Guest artist leads students in creation of new furnaces for Cressman Center
Hite Art Institute students at UofL are getting a unique classroom experience while helping the Cressman Center for Visual Arts get an equipment upgrade.
Technician Phil Przybylski, left, and designer Eddie Bernard, second from right, supervise students during a furnace-making workshop at the Cressman Center for Visual Arts Wednesday, Feb. 12.
With the help of a visiting artist and technician, UofL students are pitching in to construct two new furnaces for glass works at the Cressman Center. Eddie Bernard, founder of Wet Dog Glass, is leading a furnace-building workshop from Feb. 12-18 for students in the glass program.
Bernard will give a public lecture at 6:30 p.m., Tuesday, Feb. 18, at Cressman that details his career as a glass artist and his role as a world-renowned designer and builder of equipment for glass studios across the globe.

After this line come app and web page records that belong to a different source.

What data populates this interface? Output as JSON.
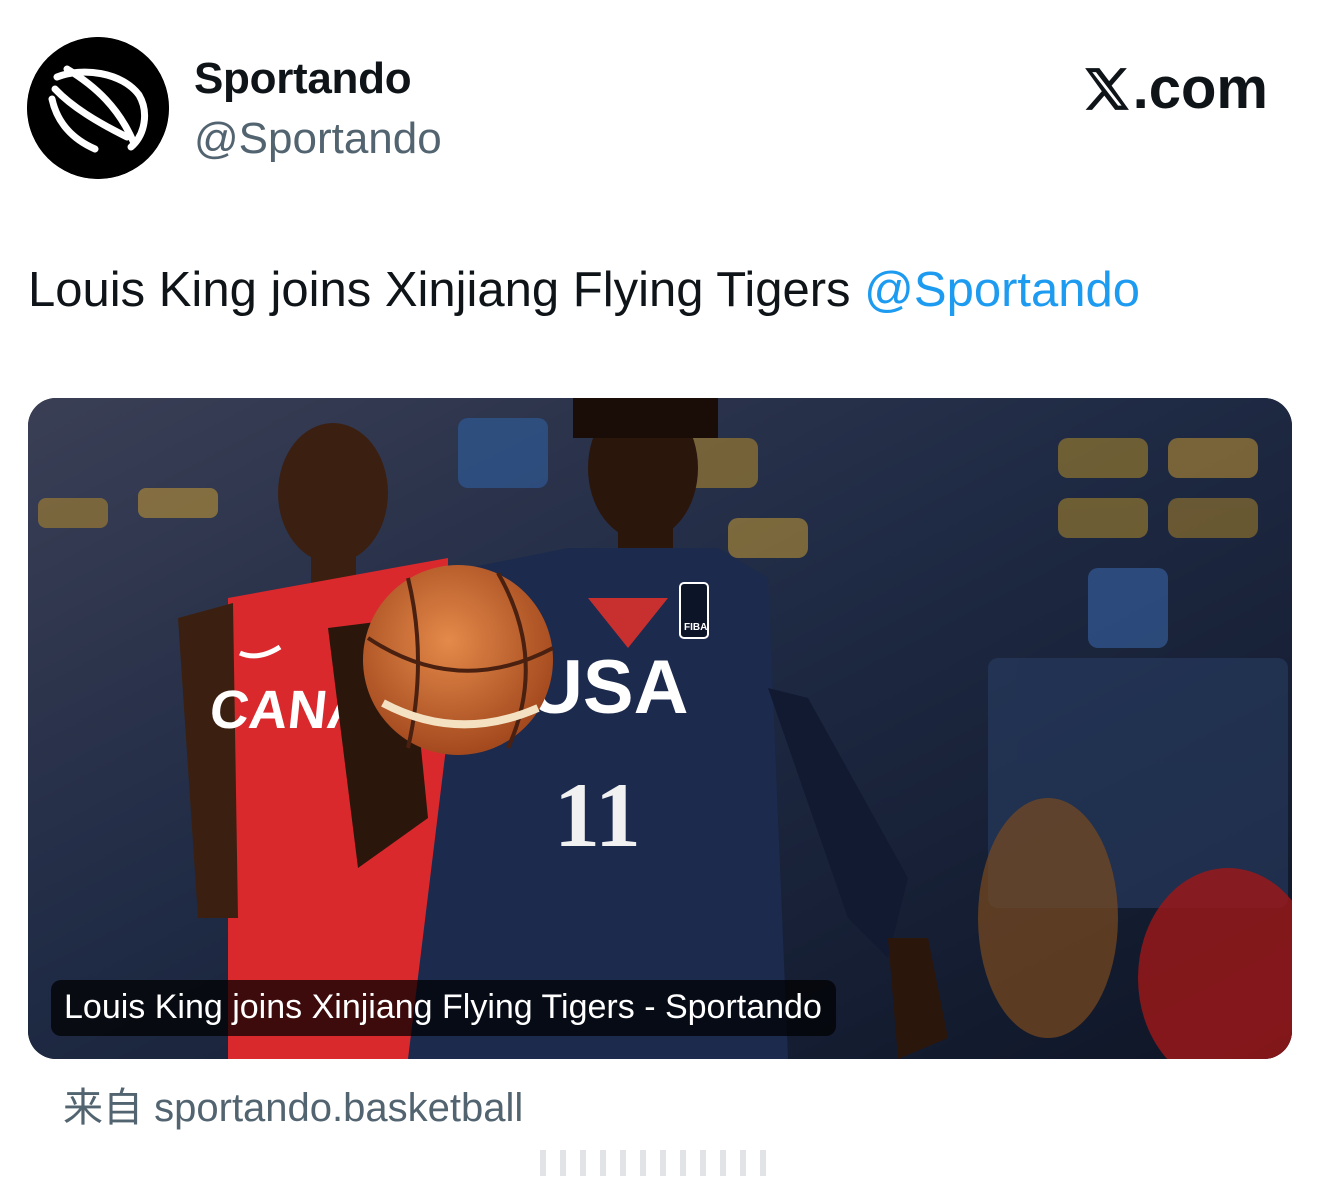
{
  "header": {
    "display_name": "Sportando",
    "handle": "@Sportando",
    "avatar_icon": "basketball-logo-icon",
    "brand_icon": "x-logo-icon",
    "brand_suffix": ".com"
  },
  "tweet": {
    "text": "Louis King joins Xinjiang Flying Tigers ",
    "mention": "@Sportando"
  },
  "card": {
    "caption": "Louis King joins Xinjiang Flying Tigers - Sportando",
    "image_text": {
      "front_jersey": "USA",
      "front_number": "11",
      "back_jersey": "CANA",
      "badge": "FIBA"
    }
  },
  "source": {
    "prefix": "来自",
    "domain": "sportando.basketball"
  },
  "colors": {
    "text": "#0f1419",
    "secondary": "#536471",
    "link": "#1d9bf0"
  }
}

The Cressman Center for Visual Arts, 100 East Main St., is the home of UofL’s studio arts glass program, and the furnaces at Cressman have always been a labor of love for students.
“Since the Cressman Center for Visual Arts opening seven years ago, UofL students have been fully responsible for the construction, operation and maintenance of all hot glass equipment,” said Ché Rhodes, associate professor in the glass program.

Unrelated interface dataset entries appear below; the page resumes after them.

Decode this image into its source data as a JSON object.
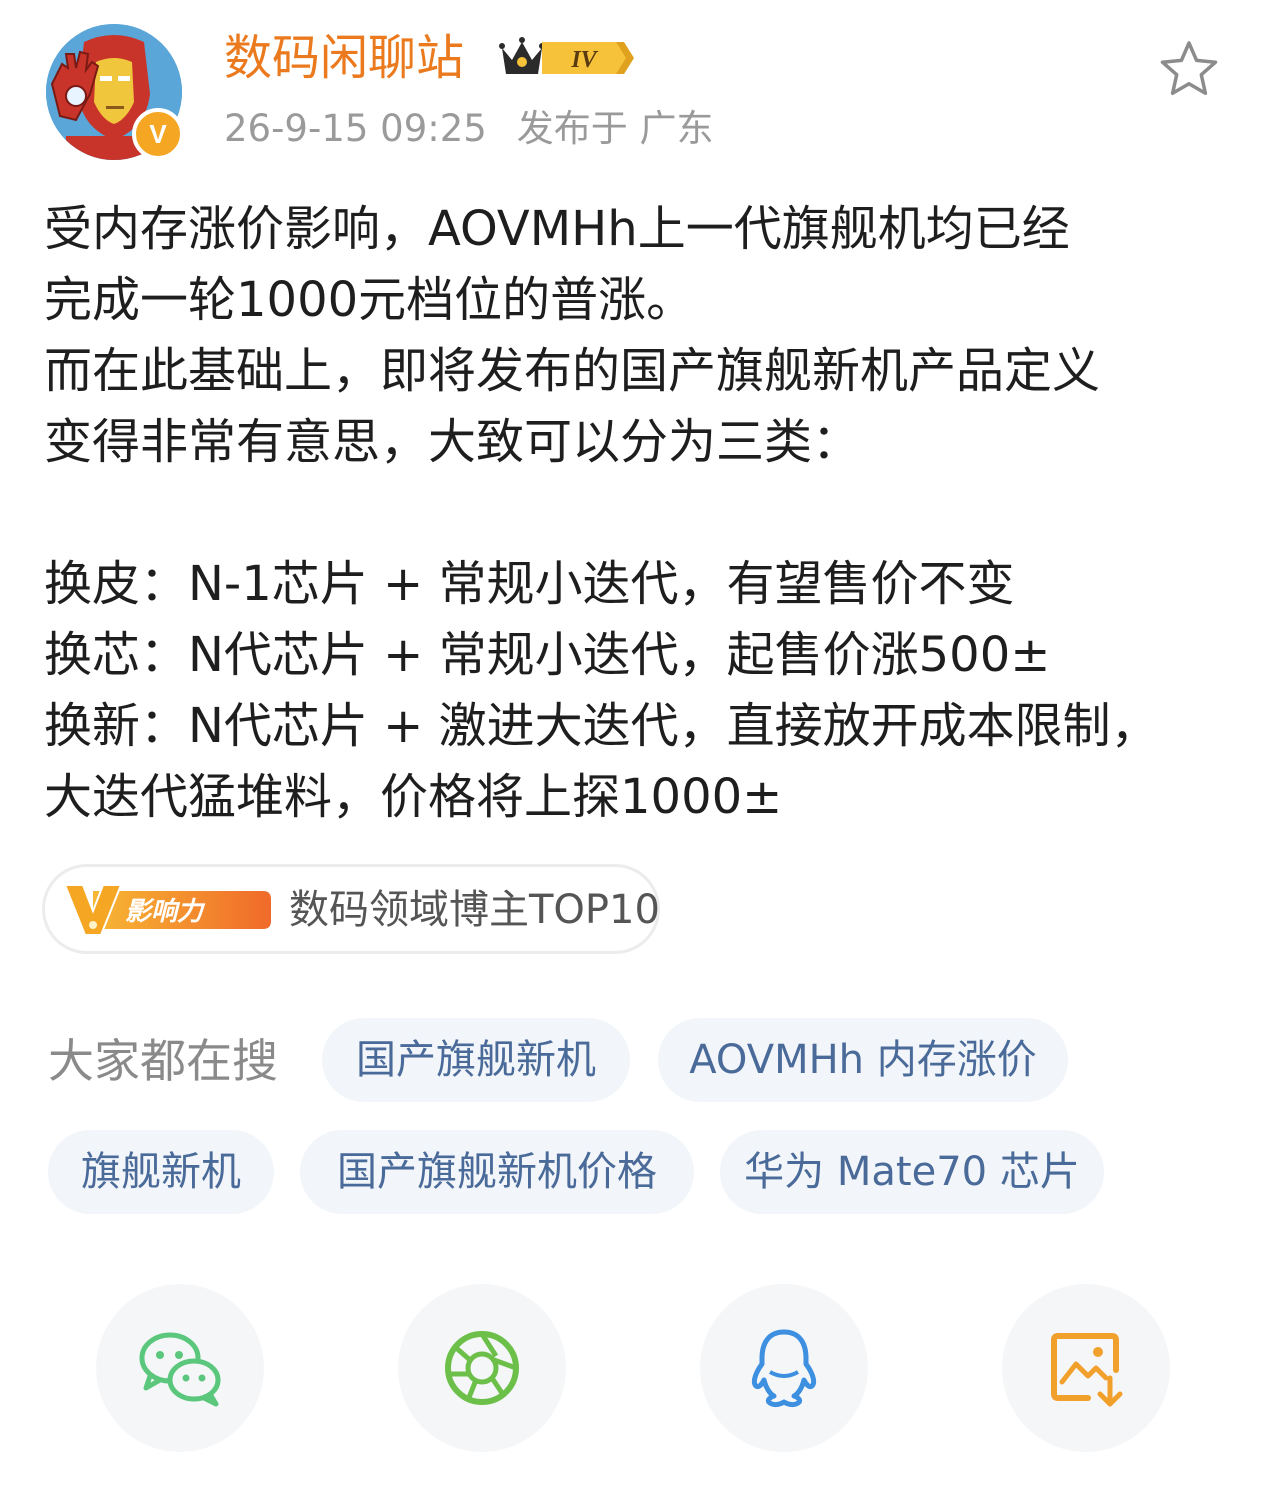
{
  "author": {
    "name": "数码闲聊站",
    "level": "IV",
    "verified_mark": "V",
    "timestamp": "26-9-15 09:25",
    "location": "发布于 广东",
    "avatar_icon": "iron-man-avatar",
    "favorite_icon": "star-outline-icon"
  },
  "post": {
    "lines": [
      "受内存涨价影响，AOVMHh上一代旗舰机均已经",
      "完成一轮1000元档位的普涨。",
      "而在此基础上，即将发布的国产旗舰新机产品定义",
      "变得非常有意思，大致可以分为三类：",
      "",
      "换皮：N-1芯片 + 常规小迭代，有望售价不变",
      "换芯：N代芯片 + 常规小迭代，起售价涨500±",
      "换新：N代芯片 + 激进大迭代，直接放开成本限制，",
      "大迭代猛堆料，价格将上探1000±"
    ]
  },
  "influence": {
    "badge_mark": "V",
    "badge_label": "影响力",
    "text": "数码领域博主TOP10"
  },
  "hot_search": {
    "label": "大家都在搜",
    "chips": [
      "国产旗舰新机",
      "AOVMHh 内存涨价",
      "旗舰新机",
      "国产旗舰新机价格",
      "华为 Mate70 芯片"
    ]
  },
  "share": {
    "icons": [
      "wechat-icon",
      "moments-icon",
      "qq-icon",
      "save-image-icon"
    ]
  },
  "colors": {
    "username": "#eb7a1e",
    "meta": "#9a9a9a",
    "chip_text": "#4a6b99",
    "chip_bg": "#f2f5f9",
    "wechat": "#5bc77c",
    "moments": "#6cc04a",
    "qq": "#3d8fe0",
    "save": "#f2a02c"
  }
}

This is the first time the furnaces have been replaced since students built the original equipment.
Tuesday’s talk will be the culmination of the workshop. Bernard, an esteemed glass artist, has led a number of hot glass sculpting workshops nationally and internationally. Additionally, he was a founding board member of the New Orleans Creative Glass Institute (NOGCI) and has served on the Board of Directors of the Glass Art Society (GAS), Central Park NC and the Craft Emergency Relief Fund (CERF+).
Bernard’s lecture is free and open to the public. In addition to the talk, there will be a small reception.